When hospital senior management supports the creation and maintenance of a strong safety culture, patient outcomes improve, staff productivity increases and clinical employee turnover decreases, according to a study.
Diane Storer Brown, RN, PhD, FNAHQ, FAAN, senior scientist at the Collaborative Alliance for Nursing Outcomes and strategic leader of hospital accreditation programs at Kaiser Permanente Northern California, and colleagues explored linkages between staff perceptions of safety culture and ongoing measures of hospital nursing unit performance, such as structures, processes and adverse patient outcomes.
The researchers analyzed 37 nursing units in nine hospitals for the study, which was published in the July/August issue of the Journal for Healthcare Quality, the peer-reviewed publication of the National Association for Healthcare Quality. They measured safety culture perceptions six months prior to data collection on nursing-unit performance, and determined statistical relationships with correlation and regression analyses.

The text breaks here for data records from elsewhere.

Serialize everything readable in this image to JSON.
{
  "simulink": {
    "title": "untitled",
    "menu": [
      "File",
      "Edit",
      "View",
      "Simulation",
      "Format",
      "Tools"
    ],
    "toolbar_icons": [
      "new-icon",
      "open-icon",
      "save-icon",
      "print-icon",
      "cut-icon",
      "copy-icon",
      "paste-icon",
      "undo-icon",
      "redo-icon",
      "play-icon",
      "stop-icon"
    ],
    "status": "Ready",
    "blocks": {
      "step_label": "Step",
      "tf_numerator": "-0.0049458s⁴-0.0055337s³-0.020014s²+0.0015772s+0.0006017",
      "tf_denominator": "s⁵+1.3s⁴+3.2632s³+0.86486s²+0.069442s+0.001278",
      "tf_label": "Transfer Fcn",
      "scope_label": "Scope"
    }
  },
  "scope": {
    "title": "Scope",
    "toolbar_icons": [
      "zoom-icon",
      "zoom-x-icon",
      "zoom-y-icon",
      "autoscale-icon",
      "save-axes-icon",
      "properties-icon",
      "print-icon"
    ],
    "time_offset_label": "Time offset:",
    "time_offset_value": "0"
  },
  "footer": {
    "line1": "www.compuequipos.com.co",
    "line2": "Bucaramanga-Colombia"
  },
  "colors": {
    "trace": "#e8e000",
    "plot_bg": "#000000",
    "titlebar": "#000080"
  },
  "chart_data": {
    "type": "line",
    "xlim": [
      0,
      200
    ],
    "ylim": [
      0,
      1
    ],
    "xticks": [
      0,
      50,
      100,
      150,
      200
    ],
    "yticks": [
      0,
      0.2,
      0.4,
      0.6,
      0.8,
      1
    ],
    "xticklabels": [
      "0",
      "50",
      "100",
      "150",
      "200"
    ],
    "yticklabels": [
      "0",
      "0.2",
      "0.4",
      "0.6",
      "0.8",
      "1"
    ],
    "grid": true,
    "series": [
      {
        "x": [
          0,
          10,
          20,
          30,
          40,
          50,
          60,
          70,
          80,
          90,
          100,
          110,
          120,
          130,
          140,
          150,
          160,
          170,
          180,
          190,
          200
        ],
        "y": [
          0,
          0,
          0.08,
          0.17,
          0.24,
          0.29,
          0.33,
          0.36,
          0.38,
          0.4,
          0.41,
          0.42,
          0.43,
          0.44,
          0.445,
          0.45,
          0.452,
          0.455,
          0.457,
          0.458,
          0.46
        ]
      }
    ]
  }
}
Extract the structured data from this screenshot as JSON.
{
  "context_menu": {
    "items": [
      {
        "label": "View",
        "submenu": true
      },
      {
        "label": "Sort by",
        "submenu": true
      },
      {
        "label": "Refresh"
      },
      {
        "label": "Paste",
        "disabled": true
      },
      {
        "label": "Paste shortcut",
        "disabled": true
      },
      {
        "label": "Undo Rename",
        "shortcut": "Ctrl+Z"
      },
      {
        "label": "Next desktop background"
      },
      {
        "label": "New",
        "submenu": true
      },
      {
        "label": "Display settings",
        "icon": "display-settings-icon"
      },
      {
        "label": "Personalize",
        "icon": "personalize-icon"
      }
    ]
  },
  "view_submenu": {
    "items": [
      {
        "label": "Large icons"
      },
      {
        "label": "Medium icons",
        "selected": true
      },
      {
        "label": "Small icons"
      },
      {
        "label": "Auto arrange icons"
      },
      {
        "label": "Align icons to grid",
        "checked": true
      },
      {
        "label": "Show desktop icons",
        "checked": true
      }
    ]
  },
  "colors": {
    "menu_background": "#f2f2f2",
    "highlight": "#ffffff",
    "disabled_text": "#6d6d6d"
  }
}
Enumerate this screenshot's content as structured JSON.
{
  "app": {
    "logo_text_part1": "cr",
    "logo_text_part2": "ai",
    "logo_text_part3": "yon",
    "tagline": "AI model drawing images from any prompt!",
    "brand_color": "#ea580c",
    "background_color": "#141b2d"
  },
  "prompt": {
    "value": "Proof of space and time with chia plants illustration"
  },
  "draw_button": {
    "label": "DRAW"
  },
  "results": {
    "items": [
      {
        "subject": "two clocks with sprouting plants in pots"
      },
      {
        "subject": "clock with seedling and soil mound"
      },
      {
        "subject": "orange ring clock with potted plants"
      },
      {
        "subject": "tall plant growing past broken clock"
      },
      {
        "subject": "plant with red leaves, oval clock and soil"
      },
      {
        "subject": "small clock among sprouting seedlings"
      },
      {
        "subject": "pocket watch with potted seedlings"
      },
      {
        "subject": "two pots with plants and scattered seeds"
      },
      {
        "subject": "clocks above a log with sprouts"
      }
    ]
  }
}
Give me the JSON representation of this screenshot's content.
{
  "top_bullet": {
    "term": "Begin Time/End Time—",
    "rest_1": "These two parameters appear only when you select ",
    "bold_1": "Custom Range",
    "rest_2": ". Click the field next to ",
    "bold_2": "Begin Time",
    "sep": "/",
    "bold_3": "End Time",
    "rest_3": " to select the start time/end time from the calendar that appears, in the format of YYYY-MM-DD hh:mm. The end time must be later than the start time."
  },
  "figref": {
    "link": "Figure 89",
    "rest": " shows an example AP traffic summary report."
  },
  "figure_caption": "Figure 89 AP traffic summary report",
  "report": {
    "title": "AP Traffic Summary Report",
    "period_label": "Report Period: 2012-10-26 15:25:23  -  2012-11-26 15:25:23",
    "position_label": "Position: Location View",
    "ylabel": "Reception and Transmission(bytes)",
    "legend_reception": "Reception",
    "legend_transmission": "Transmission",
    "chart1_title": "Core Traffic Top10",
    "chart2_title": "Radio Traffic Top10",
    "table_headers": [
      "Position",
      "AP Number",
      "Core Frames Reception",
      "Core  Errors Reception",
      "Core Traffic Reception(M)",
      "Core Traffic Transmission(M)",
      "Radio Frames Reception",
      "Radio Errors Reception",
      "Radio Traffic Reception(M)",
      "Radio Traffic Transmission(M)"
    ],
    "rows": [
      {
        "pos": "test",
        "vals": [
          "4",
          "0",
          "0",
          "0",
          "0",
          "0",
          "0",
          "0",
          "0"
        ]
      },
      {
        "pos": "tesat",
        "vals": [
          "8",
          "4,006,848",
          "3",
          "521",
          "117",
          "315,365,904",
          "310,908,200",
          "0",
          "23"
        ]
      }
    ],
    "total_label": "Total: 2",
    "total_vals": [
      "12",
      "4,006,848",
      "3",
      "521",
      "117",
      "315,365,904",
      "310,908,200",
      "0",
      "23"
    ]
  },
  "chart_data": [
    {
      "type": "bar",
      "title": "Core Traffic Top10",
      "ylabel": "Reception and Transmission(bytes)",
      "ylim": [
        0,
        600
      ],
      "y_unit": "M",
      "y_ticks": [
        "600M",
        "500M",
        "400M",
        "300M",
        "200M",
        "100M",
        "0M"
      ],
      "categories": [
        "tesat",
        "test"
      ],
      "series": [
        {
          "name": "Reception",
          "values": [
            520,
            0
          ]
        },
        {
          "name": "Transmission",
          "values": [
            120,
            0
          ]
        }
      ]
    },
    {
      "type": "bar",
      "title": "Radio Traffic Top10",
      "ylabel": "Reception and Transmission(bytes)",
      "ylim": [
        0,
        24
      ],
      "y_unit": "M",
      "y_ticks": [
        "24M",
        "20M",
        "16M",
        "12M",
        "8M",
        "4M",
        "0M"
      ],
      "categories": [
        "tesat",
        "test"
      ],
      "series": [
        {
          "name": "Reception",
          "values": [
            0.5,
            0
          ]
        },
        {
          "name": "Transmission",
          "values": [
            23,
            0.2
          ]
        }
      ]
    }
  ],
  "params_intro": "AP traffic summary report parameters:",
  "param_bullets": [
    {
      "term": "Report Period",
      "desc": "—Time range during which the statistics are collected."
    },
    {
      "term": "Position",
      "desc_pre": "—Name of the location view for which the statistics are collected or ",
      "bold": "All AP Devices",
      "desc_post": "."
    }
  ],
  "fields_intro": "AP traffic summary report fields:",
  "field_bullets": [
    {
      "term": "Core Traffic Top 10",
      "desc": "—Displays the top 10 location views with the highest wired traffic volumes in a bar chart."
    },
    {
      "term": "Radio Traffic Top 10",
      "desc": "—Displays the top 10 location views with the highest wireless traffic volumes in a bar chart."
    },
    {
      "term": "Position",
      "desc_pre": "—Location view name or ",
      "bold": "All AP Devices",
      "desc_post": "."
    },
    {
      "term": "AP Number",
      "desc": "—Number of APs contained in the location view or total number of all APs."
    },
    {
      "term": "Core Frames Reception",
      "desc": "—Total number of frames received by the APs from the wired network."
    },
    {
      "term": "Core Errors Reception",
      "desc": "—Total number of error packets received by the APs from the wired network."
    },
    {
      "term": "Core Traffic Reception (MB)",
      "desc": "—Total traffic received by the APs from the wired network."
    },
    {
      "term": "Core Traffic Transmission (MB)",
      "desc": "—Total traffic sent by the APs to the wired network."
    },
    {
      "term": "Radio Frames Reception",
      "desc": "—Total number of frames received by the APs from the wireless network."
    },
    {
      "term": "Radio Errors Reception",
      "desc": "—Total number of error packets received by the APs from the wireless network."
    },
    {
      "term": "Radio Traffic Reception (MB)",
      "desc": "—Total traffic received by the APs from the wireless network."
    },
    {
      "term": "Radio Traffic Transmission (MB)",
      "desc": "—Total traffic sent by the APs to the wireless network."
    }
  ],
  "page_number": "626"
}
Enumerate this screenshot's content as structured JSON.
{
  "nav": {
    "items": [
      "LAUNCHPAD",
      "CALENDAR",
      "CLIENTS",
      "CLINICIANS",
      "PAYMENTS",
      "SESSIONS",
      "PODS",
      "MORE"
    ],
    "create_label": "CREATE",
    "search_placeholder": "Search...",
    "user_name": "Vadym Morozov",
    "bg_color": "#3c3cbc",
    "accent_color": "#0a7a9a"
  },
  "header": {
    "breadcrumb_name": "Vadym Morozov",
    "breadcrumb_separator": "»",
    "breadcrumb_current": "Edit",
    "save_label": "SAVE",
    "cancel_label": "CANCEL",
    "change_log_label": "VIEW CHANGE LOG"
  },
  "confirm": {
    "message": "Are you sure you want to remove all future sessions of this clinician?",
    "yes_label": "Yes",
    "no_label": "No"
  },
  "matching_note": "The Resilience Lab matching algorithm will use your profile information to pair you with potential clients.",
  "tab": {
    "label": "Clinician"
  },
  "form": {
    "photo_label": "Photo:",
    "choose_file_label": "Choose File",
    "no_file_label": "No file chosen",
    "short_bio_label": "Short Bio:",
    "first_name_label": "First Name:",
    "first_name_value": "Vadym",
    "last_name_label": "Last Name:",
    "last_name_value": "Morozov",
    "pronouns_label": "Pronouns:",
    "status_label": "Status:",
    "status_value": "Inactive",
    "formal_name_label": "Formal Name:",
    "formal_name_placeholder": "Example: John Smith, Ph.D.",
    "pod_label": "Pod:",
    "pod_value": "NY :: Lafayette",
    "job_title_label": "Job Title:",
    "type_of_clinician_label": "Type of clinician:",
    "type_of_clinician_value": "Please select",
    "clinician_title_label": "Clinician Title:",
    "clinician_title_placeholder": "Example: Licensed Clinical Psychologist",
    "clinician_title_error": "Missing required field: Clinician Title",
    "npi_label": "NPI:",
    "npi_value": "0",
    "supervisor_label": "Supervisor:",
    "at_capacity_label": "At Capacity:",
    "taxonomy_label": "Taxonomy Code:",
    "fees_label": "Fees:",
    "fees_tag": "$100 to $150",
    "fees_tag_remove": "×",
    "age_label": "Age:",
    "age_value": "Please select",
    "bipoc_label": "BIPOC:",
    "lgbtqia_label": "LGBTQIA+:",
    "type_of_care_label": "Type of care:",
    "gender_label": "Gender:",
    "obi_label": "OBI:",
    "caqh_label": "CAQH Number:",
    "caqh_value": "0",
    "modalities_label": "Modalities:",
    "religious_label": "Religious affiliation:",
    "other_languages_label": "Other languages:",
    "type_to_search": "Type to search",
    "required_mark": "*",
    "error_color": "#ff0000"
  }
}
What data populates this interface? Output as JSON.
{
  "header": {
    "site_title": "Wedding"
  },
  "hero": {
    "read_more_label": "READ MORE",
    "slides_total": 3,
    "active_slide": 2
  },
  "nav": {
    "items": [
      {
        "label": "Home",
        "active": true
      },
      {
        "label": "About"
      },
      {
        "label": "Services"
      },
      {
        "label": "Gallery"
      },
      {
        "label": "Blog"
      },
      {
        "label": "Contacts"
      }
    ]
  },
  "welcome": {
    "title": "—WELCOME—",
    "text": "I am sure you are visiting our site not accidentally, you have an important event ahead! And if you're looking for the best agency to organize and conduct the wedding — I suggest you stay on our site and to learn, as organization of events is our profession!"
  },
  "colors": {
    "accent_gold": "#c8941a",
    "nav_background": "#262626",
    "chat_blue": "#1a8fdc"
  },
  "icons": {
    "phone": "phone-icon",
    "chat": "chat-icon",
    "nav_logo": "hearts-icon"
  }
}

The Agency for Healthcare Research defines safety culture as the product of individual and group values, attitudes, perceptions, competencies and patterns of behavior that determine the commitment to an organizations health and safety management. Previous research has shown that hospitals with better safety climates overall have lower adverse events rates.
For this study, the researchers explored the relationship between safety culture and adverse patient outcomes of care as represented by reported falls, falls with injury and hospital-acquired pressure ulcers of stage 2 or greater.
Teamwork within units was inversely or negatively correlated with reported falls. In other words, when teamwork was stronger fewer falls were reported, and when teamwork was weaker more falls were reported. The regression analysis showed that 20% of the variance in reported falls was related to safety culture
Skill mix, staff turnover and workload intensity all demonstrated robust correlations with safety culture. Nursing units with higher workload intensity had higher safety culture perceptions.
“A strong safety culture allows nurses and other staff to function at a high level of productivity because of strong teamwork and management support and an environment that supports organizational learning, which allows staff to deal with time-intense patient-care activities,” Brown said in a news release. “When senior leaders prioritize and emphasize a safety culture, the structure and process of care are carried out in a way that patient outcomes may be improved.”
In 2002, the Institute of Medicine issued a landmark study of medical errors in hospitals and stated that a major leadership goal for hospitals should be creation of an organizational culture for safety. Further, passage of the Affordable Care Act in 2009 has placed major emphasis on making patients safer, and hospitals can be denied reimbursement from Medicare for care that is required to correct a medical error.
Read the study abstract: http://onlinelibrary.wiley.com/doi/10.1111/jhq.12016/abstract.